In this population-based longitudinal study, we show that episodes of decline in kidney function over the young-adulthood course are associated with worse cognitive performance at midlife. Preserving kidney function in young age needs to be investigated as a potential strategy to preserve cognitive function in midlife. 

Source: ; First published September 2, 2020, DOI: 


Evaluation of a novel immunoassay to detect p-Tau Thr217 in the CSF to distinguish Alzheimer disease from other dementias
First published September 24, 2020, DOI: 


The objective of the study was to investigate whether p-tau T217 assay in cerebrospinal fluid (CSF) can distinguish Alzheimer’s disease from other dementias and healthy controls. 

The researchers developed and validated a novel Simoa immunoassay to detect p-tau T217 in CSF. There was a total of 190 participants from three cohorts with AD (n = 77) and other neurodegenerative diseases (n = 69) as well as healthy subjects (n = 44). 

The p-tau T217 assay (cut-off 242 pg/ml) identified AD subjects with accuracy of 90%, with 78% positive predictive value (PPV), 97% negative predictive value (NPV), 93% sensitivity, 88% specificity compared favorably with p-tau T181 ELISA (52 pg/ml) showing 78% accuracy, 58% PPV, 98% NPV, 71% specificity, 97% sensitivity. 

The assay distinguished AD patients from age-matched healthy subjects,  similarly to p-tau T181 ELISA. In AD patients, the researchers found a strong correlation between p-tau T217-tau and p-tau T181, t-tau and Aβ40 but not with Aβ42. 

This study demonstrates that p-tau T217 displayed better diagnostic accuracy than p-tau T181. The data suggests that the new p-tau T217 assay has a potential as an AD diagnostic test in the clinical evaluation.

Classification of Evidence: This study provides Class III evidence that a CSF immunoassay for p-tau T217 distinguishes AD from other dementias and healthy controls. 



Sex differences in CSF biomarkers vary by Alzheimer disease stage and APOE ε4 genotype 

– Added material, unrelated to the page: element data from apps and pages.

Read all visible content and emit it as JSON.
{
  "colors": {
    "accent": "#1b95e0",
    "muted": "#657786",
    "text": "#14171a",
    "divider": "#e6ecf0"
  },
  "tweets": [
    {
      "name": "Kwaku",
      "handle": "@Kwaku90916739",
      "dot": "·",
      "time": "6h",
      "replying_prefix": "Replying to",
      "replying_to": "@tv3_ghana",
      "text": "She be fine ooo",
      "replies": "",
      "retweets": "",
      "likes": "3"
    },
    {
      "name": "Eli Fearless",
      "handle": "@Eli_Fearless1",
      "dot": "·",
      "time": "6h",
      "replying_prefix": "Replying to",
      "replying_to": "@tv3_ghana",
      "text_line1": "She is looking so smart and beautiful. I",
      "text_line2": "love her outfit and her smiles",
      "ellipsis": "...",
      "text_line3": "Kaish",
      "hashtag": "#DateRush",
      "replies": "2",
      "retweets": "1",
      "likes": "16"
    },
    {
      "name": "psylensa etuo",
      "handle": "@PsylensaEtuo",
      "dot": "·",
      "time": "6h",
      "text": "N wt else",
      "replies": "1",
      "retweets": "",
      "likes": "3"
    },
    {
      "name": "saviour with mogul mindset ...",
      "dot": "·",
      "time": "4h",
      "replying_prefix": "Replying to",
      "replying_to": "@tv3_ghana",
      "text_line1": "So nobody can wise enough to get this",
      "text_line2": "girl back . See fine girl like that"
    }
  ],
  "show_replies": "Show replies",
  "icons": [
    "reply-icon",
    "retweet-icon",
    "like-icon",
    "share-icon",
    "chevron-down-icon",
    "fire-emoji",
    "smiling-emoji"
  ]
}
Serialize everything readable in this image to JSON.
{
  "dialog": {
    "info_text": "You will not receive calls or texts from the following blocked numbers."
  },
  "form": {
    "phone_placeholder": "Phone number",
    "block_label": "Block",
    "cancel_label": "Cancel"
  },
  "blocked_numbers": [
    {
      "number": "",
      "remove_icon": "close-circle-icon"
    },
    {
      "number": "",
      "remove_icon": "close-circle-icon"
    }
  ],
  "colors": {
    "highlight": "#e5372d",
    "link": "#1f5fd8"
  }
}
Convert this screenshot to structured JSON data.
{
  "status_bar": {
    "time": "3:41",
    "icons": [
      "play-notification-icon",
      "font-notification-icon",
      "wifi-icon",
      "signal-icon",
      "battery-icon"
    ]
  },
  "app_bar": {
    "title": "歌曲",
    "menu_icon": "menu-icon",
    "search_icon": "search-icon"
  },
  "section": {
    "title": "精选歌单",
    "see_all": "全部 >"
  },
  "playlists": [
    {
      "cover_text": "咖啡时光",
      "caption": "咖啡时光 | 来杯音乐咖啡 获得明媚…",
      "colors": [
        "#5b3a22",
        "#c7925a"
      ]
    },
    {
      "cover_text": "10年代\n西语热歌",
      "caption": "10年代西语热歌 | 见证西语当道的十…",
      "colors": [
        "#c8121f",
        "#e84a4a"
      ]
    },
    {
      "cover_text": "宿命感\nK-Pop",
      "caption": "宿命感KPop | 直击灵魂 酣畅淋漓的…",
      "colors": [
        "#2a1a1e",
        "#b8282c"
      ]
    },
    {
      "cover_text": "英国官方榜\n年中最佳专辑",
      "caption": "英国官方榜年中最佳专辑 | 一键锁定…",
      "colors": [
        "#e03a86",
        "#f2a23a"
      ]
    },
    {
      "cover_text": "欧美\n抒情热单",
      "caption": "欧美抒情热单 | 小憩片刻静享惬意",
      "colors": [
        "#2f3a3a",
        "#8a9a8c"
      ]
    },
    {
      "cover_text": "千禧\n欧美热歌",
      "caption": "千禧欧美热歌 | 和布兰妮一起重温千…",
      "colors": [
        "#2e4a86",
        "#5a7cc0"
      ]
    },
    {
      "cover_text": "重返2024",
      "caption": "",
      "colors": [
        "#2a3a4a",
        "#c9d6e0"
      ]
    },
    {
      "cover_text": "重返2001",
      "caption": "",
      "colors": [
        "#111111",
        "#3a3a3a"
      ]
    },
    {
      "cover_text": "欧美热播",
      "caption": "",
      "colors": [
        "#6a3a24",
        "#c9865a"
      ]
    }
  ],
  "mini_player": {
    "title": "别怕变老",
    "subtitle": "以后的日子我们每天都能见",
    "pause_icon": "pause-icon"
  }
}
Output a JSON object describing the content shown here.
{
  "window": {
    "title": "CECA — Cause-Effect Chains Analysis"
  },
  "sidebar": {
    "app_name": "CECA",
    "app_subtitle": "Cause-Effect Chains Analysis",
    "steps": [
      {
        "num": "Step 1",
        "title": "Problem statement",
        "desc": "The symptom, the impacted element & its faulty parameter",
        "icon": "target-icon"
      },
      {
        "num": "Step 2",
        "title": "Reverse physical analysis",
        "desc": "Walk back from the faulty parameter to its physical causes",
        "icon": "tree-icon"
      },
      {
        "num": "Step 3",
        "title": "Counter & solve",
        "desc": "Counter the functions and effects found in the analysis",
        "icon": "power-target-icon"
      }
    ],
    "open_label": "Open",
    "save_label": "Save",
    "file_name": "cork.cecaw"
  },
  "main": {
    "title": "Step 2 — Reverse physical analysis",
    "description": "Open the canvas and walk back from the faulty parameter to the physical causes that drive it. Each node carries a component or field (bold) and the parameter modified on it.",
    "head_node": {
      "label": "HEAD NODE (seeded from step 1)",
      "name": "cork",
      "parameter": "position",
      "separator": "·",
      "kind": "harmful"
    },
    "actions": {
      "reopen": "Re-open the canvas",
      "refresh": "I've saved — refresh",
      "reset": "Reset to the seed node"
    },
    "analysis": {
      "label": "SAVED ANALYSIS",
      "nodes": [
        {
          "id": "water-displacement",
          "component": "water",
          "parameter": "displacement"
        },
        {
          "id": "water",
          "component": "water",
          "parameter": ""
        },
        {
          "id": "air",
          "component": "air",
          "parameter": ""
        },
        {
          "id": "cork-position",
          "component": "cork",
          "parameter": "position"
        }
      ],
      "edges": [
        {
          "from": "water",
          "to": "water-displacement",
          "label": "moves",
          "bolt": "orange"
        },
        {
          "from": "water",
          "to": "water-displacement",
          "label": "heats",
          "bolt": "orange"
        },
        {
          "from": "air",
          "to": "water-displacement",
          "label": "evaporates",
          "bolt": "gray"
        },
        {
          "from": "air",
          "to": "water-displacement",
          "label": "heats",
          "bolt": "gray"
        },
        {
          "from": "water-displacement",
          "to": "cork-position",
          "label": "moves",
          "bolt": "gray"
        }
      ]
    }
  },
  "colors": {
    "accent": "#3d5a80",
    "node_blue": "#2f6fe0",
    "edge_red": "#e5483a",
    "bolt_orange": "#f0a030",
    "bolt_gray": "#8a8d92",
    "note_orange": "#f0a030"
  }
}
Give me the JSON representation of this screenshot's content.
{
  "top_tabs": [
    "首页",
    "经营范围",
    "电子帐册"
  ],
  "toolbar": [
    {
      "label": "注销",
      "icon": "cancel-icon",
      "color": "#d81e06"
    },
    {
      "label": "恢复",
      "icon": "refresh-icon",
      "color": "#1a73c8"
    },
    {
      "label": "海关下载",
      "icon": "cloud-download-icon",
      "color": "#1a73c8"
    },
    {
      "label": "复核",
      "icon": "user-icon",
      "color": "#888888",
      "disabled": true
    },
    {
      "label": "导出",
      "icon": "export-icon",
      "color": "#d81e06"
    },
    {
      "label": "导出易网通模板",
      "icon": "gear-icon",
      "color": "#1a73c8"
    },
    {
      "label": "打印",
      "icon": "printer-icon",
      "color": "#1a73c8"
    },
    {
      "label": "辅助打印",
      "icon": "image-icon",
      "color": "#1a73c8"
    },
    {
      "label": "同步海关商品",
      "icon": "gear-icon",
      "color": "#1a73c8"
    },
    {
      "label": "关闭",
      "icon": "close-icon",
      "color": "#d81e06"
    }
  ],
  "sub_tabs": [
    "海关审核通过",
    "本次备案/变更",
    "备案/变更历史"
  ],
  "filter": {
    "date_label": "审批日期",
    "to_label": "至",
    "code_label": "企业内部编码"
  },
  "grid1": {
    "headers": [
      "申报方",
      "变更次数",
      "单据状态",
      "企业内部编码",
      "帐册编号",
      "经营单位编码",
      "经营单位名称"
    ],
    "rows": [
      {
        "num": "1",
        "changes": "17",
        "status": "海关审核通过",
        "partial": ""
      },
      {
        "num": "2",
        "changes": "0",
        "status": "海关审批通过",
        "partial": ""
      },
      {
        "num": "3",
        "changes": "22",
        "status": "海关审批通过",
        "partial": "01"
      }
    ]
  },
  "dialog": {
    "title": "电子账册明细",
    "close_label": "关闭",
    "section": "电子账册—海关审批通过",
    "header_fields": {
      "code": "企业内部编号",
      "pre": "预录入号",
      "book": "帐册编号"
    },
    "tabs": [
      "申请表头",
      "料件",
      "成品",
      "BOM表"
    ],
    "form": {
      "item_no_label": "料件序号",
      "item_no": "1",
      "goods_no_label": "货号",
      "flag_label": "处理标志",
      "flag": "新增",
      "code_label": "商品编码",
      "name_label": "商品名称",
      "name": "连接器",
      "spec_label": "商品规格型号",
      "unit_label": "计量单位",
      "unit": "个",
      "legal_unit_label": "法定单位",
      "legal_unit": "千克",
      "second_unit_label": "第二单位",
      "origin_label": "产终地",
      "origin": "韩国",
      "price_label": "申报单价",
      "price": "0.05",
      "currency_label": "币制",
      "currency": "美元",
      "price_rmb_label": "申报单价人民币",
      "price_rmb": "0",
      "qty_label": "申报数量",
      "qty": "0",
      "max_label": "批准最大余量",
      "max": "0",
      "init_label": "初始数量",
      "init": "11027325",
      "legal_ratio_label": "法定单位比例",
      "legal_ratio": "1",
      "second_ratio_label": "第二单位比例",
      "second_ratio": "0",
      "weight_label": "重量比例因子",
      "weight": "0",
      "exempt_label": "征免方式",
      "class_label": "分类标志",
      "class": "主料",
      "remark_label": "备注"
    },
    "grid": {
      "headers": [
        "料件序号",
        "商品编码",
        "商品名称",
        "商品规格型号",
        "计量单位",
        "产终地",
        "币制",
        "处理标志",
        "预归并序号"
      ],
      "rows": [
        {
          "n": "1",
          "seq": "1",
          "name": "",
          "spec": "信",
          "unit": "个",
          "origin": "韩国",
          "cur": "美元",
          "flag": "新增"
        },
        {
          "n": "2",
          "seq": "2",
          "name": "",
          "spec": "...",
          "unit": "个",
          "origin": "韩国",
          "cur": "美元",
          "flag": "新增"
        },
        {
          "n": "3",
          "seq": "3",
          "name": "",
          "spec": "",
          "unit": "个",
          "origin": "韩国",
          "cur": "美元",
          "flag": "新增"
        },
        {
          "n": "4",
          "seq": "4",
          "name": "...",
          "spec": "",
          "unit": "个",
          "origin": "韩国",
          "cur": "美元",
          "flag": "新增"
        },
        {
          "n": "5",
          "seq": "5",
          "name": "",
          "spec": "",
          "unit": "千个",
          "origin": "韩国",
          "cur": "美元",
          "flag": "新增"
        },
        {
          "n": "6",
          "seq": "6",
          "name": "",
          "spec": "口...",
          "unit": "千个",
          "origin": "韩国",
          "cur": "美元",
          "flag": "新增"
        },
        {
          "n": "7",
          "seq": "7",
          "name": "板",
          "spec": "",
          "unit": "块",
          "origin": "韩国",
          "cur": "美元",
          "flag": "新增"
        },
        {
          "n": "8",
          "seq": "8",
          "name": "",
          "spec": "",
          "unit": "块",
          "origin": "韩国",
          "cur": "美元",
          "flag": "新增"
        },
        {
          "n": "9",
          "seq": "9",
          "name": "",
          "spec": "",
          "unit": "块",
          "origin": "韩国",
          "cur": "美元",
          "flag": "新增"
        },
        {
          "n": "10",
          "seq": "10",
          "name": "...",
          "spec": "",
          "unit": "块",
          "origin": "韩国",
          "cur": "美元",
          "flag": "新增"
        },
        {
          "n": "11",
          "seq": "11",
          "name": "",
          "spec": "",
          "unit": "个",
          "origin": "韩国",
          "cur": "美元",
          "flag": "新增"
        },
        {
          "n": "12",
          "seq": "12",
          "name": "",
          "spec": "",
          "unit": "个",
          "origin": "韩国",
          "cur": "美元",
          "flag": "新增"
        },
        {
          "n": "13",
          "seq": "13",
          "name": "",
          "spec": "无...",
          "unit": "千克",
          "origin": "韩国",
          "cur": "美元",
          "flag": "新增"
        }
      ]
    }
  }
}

 The objective of the study is to evaluate sex differences in CSF biomarkers, taking the potential modifying role of clinical disease stage and APOE ε4 genotype into account. 

The study included participants (n = 1,801) with probable Alzheimer disease (AD) dementia (n = 937), mild cognitive impairment (MCI; n = 437), and subjective cognitive decline (SCD; n = 427). Main outcomes were CSF β-amyloid1–42 (Aβ42), total tau (t-Tau), and tau phosphorylated at threonine 181 (p-Tau) levels. Age-corrected 3-way interactions between sex, disease stage (i.e., syndrome diagnosis at baseline), and APOE ε4 were tested with linear regression analyses for each outcome measure. 

The researchers found that within APOE ε4 carriers, sex differences in CSF p-Tau are more evident in early disease stages, whereas for APOE ε4 noncarriers, sex differences are more evident in advanced disease stages. These findings suggest that the effect of APOE ε4 on sex differences in CSF biomarkers depends on disease stage in AD. 


First published August 11, 2020, DOI:


Compiled by Padmaja Genesh, Learning Specialist